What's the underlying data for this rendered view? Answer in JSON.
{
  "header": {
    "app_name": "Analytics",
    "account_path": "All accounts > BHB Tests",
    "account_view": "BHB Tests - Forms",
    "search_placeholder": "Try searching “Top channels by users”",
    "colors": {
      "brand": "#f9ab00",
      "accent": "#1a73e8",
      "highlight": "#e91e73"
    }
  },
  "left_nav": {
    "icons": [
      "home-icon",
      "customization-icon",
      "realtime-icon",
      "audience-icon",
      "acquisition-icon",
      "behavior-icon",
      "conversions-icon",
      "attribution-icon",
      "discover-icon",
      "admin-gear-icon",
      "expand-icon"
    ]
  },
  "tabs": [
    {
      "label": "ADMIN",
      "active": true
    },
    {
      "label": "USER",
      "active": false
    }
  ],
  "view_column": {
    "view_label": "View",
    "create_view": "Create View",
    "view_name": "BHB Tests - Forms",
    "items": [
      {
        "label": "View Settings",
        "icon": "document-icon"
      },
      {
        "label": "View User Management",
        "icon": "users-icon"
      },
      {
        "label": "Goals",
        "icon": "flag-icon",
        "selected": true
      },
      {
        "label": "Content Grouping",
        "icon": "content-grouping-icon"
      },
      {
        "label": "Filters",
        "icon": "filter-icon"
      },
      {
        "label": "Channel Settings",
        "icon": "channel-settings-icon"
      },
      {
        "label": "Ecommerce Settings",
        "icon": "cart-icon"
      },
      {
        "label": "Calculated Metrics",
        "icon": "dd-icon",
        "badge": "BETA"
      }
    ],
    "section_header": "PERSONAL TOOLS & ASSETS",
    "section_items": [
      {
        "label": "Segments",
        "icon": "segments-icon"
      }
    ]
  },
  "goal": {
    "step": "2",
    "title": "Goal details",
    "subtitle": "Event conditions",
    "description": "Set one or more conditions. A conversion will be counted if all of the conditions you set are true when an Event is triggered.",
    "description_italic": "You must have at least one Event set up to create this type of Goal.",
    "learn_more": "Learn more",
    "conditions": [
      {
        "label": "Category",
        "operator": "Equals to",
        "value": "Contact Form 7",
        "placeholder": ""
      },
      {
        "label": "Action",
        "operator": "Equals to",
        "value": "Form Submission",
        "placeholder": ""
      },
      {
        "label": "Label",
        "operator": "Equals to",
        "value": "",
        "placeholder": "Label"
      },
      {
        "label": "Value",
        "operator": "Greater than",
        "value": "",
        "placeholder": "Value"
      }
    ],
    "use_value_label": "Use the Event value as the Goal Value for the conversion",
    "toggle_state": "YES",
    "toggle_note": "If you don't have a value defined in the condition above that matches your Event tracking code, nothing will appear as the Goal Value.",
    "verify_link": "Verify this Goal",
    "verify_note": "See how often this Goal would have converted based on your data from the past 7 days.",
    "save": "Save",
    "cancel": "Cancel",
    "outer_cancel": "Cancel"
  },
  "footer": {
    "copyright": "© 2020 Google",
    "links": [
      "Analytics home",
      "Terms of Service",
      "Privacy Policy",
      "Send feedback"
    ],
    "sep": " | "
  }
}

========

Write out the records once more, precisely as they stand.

What's the underlying data for this rendered view? Answer in JSON.
{
  "header": {
    "app_name": "Analytics",
    "account_path": "All accounts > BHB Tests",
    "account_view": "BHB Tests - Forms",
    "search_placeholder": "Try searching “Top channels by users”",
    "colors": {
      "brand": "#f9ab00",
      "accent": "#1a73e8",
      "highlight": "#e91e73"
    }
  },
  "left_nav": {
    "icons": [
      "home-icon",
      "customization-icon",
      "realtime-icon",
      "audience-icon",
      "acquisition-icon",
      "behavior-icon",
      "conversions-icon",
      "attribution-icon",
      "discover-icon",
      "admin-gear-icon",
      "expand-icon"
    ]
  },
  "tabs": [
    {
      "label": "ADMIN",
      "active": true
    },
    {
      "label": "USER",
      "active": false
    }
  ],
  "view_column": {
    "view_label": "View",
    "create_view": "Create View",
    "view_name": "BHB Tests - Forms",
    "items": [
      {
        "label": "View Settings",
        "icon": "document-icon"
      },
      {
        "label": "View User Management",
        "icon": "users-icon"
      },
      {
        "label": "Goals",
        "icon": "flag-icon",
        "selected": true
      },
      {
        "label": "Content Grouping",
        "icon": "content-grouping-icon"
      },
      {
        "label": "Filters",
        "icon": "filter-icon"
      },
      {
        "label": "Channel Settings",
        "icon": "channel-settings-icon"
      },
      {
        "label": "Ecommerce Settings",
        "icon": "cart-icon"
      },
      {
        "label": "Calculated Metrics",
        "icon": "dd-icon",
        "badge": "BETA"
      }
    ],
    "section_header": "PERSONAL TOOLS & ASSETS",
    "section_items": [
      {
        "label": "Segments",
        "icon": "segments-icon"
      }
    ]
  },
  "goal": {
    "step": "2",
    "title": "Goal details",
    "subtitle": "Event conditions",
    "description": "Set one or more conditions. A conversion will be counted if all of the conditions you set are true when an Event is triggered.",
    "description_italic": "You must have at least one Event set up to create this type of Goal.",
    "learn_more": "Learn more",
    "conditions": [
      {
        "label": "Category",
        "operator": "Equals to",
        "value": "Contact Form 7",
        "placeholder": ""
      },
      {
        "label": "Action",
        "operator": "Equals to",
        "value": "Form Submission",
        "placeholder": ""
      },
      {
        "label": "Label",
        "operator": "Equals to",
        "value": "",
        "placeholder": "Label"
      },
      {
        "label": "Value",
        "operator": "Greater than",
        "value": "",
        "placeholder": "Value"
      }
    ],
    "use_value_label": "Use the Event value as the Goal Value for the conversion",
    "toggle_state": "YES",
    "toggle_note": "If you don't have a value defined in the condition above that matches your Event tracking code, nothing will appear as the Goal Value.",
    "verify_link": "Verify this Goal",
    "verify_note": "See how often this Goal would have converted based on your data from the past 7 days.",
    "save": "Save",
    "cancel": "Cancel",
    "outer_cancel": "Cancel"
  },
  "footer": {
    "copyright": "© 2020 Google",
    "links": [
      "Analytics home",
      "Terms of Service",
      "Privacy Policy",
      "Send feedback"
    ],
    "sep": " | "
  }
}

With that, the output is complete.